First, the flash. A glare of light, just before dawn, followed by utter darkness. A vast blanketing nothingness that covered the whole Earth. Then, the disappearances. Friends and strangers alike, swallowed by the darkness and then returned, altered, changed. For the people of Jesman's Bend, it feels like the end of the world. But this is only the very start. File Under: Science Fiction Zombie Apocalypse - Bodysnatchers - They Return ] e-book ISBN: 9780857661708.
About the Author
Peter Crowther is the recipient ofnumerous awards for his writing, his editing and, as publisher, for the hugely successful PS imprint. As well as being widely translated, his short storieshave been adapted for TV on both sides of the Atlantic and collected in "The Longest Single Note, Lonesome Roads, Songs of Leaving, Cold Comforts, The Spaces Between the Lines, The Land at the End of the Working Day" and the upcoming "Things I Didn't Know My Father Knew." He is the co-author (with James Lovegrove) of "Escardy Gap" and author of the Forever Twilight SF/horror cycle. He lives and works with his wife and business partner, Nicky on the Yorkshire coast."
"An old-fashioned story written with a contemporary sensibility... Terrific!" - Charles de Lint (The Magazine of Fantasy & Science Fiction)
"To be read and shared and loved." - Joe Hill
"Crowther's twisted rapture is a fast-paced, character-driven, funny, gruesome apocalypse. Forever Twilight will cast a shadow on your soul." - Stephen Baxter
"[The novel] very intelligently and deftly invokes a host of cinematic spookshows from Invasion of the Body Snatchers onwards." - Asimov's
"As intensely menacing and gruesome as any George Romero film, Darkness, Darkness also recalls the classic novels of American small-town terror and offers mystery as well. A virtuoso 'tour de force'." - Ramsey Campbell
"A riveting read." - The Guardian (on Forever Twilight: Darkness, Darkness)

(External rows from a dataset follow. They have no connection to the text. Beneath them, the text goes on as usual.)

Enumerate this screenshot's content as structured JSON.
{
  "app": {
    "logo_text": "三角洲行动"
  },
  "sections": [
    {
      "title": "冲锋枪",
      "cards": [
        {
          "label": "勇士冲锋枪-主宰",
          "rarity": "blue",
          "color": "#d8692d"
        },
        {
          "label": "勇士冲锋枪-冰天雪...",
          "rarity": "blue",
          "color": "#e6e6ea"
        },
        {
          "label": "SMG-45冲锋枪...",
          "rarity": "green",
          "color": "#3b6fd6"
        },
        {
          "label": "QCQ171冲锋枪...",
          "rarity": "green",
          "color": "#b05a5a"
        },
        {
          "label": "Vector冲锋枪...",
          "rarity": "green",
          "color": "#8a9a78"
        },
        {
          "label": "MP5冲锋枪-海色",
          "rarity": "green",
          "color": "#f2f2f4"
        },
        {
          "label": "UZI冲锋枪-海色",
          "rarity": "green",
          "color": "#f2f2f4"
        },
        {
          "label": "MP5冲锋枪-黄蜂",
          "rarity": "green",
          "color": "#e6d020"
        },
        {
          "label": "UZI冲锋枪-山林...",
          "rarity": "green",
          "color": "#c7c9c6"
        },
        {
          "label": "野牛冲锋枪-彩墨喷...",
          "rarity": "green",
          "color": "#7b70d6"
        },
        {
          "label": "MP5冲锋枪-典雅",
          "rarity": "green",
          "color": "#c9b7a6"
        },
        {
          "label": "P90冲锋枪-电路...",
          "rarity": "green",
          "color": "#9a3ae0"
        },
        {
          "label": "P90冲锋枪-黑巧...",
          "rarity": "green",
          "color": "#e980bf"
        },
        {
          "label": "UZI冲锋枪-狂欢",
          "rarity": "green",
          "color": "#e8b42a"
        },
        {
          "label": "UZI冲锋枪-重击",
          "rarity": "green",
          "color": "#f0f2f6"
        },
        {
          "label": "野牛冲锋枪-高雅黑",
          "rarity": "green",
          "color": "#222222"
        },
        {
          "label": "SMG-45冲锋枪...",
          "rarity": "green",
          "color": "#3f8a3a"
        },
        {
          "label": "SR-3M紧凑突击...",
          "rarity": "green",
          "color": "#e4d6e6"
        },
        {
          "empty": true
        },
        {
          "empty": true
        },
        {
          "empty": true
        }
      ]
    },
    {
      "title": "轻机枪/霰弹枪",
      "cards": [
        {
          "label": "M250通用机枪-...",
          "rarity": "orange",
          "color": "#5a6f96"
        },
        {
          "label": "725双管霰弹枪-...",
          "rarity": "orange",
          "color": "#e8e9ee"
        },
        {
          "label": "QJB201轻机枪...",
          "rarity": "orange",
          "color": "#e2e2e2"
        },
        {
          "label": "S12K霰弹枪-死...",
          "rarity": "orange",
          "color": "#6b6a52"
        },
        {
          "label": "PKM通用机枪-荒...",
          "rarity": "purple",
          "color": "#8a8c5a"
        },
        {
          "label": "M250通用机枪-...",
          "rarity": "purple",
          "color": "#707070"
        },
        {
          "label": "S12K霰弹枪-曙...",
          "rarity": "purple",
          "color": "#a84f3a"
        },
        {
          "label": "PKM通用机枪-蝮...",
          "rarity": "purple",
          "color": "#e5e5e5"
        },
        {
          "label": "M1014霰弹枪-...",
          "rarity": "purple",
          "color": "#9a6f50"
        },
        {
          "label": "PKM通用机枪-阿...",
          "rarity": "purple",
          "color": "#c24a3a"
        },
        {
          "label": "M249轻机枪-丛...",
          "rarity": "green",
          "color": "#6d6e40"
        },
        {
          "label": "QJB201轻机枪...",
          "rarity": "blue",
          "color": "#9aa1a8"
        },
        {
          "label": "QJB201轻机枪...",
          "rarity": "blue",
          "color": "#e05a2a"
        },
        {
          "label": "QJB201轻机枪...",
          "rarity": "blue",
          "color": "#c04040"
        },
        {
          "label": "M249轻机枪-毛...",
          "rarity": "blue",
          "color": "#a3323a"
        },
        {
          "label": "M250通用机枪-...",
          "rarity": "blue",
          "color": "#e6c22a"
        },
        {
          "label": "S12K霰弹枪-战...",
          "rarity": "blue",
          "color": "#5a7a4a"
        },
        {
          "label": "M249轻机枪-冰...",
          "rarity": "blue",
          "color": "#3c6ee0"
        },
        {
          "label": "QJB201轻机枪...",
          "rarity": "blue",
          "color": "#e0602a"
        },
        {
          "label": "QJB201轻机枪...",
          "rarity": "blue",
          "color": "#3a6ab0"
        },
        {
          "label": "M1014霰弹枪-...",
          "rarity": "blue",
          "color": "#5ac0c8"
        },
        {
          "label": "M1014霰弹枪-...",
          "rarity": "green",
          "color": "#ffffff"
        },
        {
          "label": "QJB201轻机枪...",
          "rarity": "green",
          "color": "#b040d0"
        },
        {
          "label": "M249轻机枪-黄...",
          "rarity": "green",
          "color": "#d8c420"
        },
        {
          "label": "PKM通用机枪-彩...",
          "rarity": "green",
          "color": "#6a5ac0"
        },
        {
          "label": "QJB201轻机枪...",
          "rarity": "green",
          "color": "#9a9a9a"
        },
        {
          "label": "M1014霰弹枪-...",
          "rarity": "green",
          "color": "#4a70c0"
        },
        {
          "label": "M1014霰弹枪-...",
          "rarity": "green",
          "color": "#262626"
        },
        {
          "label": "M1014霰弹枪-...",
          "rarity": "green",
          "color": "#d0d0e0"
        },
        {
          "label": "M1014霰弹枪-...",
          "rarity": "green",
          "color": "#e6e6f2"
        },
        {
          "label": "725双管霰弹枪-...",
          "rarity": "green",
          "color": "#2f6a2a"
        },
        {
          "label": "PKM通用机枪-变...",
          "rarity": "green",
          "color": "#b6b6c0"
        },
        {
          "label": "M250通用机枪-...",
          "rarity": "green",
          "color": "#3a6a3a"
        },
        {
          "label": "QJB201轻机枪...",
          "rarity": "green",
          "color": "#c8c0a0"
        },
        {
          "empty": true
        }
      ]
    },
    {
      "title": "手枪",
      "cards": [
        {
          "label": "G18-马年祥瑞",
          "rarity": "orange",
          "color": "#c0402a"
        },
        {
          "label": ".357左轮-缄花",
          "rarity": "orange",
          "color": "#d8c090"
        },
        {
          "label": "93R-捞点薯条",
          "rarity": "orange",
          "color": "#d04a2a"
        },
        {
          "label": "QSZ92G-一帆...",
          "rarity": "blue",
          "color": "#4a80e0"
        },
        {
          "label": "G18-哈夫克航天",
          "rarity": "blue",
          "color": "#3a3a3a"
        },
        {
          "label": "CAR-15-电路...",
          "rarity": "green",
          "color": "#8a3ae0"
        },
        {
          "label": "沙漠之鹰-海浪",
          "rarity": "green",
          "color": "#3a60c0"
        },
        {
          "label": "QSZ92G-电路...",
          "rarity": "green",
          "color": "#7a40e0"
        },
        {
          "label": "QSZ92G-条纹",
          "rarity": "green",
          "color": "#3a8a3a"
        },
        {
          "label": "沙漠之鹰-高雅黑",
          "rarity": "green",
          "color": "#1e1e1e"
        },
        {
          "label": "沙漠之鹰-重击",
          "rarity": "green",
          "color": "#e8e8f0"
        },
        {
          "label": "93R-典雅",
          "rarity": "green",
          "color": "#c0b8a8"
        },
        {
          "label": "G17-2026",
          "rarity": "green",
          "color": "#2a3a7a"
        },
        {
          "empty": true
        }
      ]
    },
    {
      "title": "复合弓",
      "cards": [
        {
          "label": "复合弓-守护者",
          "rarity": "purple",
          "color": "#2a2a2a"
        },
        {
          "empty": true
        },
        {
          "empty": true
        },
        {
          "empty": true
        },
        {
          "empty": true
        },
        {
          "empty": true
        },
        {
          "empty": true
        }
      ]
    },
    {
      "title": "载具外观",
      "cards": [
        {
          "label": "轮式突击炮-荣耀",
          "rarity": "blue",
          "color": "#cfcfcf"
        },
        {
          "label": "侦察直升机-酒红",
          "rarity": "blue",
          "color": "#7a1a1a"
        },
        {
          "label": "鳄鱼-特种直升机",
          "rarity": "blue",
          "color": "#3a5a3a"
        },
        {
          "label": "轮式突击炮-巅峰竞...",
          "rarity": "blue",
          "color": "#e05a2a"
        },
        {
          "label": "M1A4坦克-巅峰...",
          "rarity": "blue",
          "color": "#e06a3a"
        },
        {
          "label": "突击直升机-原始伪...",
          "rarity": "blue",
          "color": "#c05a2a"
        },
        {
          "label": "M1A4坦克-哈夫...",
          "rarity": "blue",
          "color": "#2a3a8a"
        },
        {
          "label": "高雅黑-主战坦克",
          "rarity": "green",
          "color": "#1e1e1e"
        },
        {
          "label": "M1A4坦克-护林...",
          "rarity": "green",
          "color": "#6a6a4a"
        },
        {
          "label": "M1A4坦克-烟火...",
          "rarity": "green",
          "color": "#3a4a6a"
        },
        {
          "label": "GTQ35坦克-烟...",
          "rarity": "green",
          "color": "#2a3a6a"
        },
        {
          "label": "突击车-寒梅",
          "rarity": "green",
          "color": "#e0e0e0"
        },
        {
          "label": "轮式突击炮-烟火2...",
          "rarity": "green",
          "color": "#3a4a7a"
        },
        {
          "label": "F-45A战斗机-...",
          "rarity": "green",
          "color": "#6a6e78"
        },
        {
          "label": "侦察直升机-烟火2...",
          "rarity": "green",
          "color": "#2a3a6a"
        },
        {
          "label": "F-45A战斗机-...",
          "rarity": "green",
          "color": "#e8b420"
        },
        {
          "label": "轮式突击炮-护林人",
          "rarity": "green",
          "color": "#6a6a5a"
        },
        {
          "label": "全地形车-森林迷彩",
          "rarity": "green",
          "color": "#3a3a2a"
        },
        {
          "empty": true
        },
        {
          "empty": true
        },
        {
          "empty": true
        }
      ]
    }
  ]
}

"Peter Crowther is a hidden gem... It’s science fiction meets horror with a slightly old-fashioned Rod Serling feel." - David Marshall, San Francisco Book Review